Task to complete: Wherever the word "thumbs" appears in the entries, copy the whole line.

########################################

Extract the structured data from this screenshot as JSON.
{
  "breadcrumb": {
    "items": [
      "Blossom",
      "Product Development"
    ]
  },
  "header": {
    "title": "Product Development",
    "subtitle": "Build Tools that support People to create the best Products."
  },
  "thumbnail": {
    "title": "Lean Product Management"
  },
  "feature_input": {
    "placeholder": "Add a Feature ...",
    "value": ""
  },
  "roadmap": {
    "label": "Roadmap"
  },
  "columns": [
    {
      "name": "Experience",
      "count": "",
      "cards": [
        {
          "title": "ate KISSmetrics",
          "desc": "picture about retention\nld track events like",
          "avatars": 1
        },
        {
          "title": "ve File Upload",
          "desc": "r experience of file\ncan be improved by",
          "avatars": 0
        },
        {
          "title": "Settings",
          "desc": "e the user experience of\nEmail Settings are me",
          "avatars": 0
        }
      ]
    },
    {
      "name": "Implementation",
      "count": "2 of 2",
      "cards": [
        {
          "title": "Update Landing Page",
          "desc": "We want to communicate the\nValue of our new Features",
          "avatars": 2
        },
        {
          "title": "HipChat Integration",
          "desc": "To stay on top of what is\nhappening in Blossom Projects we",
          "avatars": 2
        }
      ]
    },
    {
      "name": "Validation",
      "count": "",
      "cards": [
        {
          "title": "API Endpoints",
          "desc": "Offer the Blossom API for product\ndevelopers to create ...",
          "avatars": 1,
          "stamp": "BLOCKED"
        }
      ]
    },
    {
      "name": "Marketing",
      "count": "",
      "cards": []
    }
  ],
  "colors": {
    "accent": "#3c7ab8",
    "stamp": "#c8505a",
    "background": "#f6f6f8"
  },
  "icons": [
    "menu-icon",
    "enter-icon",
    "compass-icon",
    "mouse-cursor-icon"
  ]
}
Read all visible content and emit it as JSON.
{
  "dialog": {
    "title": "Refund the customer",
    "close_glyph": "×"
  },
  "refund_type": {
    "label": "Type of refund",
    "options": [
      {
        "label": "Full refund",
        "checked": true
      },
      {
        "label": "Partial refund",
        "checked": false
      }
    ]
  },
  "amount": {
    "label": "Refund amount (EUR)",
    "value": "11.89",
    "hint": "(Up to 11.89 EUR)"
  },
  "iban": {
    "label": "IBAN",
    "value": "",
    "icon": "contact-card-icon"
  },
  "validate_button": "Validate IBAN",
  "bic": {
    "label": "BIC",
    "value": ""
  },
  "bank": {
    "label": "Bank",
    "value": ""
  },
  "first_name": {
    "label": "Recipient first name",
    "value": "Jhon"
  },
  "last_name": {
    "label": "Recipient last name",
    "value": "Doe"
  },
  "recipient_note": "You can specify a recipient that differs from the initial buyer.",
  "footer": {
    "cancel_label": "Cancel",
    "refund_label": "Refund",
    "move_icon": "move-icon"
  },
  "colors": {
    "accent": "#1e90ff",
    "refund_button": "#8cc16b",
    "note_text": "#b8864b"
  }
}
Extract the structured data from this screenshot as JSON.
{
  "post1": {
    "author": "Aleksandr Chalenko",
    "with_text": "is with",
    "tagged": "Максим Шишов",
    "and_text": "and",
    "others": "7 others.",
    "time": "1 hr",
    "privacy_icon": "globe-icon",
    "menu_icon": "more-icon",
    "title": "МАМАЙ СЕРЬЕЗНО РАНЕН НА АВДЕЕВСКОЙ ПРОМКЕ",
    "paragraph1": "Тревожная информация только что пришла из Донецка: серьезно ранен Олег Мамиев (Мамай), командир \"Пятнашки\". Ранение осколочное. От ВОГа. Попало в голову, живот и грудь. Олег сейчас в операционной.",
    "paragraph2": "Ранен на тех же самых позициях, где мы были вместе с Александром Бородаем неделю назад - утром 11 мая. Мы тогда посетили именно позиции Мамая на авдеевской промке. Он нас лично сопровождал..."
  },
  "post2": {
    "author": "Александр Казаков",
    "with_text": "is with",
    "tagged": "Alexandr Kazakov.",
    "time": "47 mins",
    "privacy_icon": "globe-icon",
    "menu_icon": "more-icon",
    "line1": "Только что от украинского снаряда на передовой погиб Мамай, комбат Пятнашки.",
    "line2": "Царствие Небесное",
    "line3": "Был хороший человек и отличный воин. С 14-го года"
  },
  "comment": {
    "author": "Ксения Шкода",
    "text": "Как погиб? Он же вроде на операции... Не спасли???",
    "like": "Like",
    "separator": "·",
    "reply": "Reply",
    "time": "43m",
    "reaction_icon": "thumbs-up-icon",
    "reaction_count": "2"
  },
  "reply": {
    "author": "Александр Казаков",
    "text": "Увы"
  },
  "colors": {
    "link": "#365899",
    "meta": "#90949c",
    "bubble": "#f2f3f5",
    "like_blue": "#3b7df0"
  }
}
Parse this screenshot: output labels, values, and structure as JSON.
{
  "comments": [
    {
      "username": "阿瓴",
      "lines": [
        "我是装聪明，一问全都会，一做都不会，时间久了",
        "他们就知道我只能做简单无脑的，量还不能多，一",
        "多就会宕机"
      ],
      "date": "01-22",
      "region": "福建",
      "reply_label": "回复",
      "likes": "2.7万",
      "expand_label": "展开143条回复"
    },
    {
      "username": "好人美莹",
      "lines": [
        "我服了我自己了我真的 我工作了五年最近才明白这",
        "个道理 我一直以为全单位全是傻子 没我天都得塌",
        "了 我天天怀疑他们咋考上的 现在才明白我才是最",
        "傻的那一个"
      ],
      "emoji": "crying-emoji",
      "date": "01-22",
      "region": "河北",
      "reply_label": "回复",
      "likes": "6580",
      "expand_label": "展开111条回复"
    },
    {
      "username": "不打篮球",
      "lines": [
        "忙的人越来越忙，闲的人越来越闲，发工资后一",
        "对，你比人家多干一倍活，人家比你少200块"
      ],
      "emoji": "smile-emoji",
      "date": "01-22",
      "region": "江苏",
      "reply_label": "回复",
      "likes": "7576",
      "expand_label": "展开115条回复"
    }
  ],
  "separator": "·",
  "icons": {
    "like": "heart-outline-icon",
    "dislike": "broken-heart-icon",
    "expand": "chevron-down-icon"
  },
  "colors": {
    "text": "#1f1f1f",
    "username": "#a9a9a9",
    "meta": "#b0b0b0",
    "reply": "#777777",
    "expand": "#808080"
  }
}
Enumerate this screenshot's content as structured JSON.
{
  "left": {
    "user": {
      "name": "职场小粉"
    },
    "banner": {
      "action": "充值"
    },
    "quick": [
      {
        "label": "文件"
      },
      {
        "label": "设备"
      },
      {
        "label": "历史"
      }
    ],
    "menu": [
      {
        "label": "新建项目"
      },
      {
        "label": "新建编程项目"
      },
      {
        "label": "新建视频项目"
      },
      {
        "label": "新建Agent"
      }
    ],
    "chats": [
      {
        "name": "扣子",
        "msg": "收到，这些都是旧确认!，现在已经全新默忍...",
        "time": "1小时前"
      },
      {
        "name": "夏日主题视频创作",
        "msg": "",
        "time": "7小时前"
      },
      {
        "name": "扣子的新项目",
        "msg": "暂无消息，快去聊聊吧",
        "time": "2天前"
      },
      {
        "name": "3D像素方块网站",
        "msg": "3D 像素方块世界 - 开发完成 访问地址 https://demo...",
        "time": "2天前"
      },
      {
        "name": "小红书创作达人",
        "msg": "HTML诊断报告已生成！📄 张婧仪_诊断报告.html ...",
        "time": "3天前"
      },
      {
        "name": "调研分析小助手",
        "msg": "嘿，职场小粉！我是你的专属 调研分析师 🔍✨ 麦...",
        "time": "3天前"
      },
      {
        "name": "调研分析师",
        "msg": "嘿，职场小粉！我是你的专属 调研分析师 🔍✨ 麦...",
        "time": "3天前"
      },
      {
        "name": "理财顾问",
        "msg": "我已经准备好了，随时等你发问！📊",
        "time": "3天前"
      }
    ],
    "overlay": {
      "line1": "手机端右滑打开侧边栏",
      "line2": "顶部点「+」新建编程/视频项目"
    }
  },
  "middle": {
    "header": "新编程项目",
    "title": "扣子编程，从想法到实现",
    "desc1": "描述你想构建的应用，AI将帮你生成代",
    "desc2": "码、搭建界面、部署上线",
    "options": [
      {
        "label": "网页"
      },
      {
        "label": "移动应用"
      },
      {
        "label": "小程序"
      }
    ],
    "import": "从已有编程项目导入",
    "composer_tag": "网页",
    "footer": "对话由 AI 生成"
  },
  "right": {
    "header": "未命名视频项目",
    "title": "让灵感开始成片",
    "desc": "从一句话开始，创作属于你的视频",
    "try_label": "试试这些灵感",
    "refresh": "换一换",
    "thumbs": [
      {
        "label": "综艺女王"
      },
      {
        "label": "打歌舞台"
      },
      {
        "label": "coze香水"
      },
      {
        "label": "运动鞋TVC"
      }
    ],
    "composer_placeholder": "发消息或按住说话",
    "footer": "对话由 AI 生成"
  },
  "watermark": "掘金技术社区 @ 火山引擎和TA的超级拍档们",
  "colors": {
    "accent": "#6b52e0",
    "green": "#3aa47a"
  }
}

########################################

Solution below:
    "reaction_icon": "thumbs-up-icon",
    "thumbs": [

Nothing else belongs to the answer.